§ Supplied information:
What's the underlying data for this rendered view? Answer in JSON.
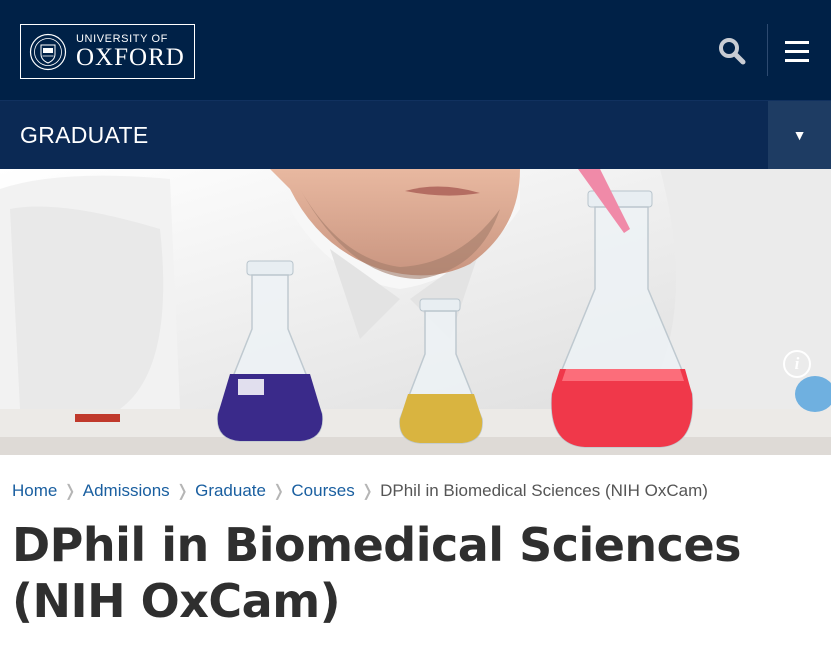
{
  "header": {
    "logo_small": "UNIVERSITY OF",
    "logo_big": "OXFORD",
    "search_icon": "search-icon",
    "menu_icon": "hamburger-menu-icon"
  },
  "section": {
    "title": "GRADUATE",
    "toggle_glyph": "▼"
  },
  "hero": {
    "info_glyph": "i"
  },
  "breadcrumb": {
    "items": [
      "Home",
      "Admissions",
      "Graduate",
      "Courses"
    ],
    "separator": "❭",
    "current": "DPhil in Biomedical Sciences (NIH OxCam)"
  },
  "page": {
    "title_line1": "DPhil in Biomedical Sciences",
    "title_line2": "(NIH OxCam)"
  },
  "colors": {
    "oxford_blue": "#002147",
    "section_bar": "#0b2954",
    "link": "#1a5fa0"
  }
}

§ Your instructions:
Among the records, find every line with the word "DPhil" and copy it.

§ Answer space:
    "current": "DPhil in Biomedical Sciences (NIH OxCam)"
    "title_line1": "DPhil in Biomedical Sciences",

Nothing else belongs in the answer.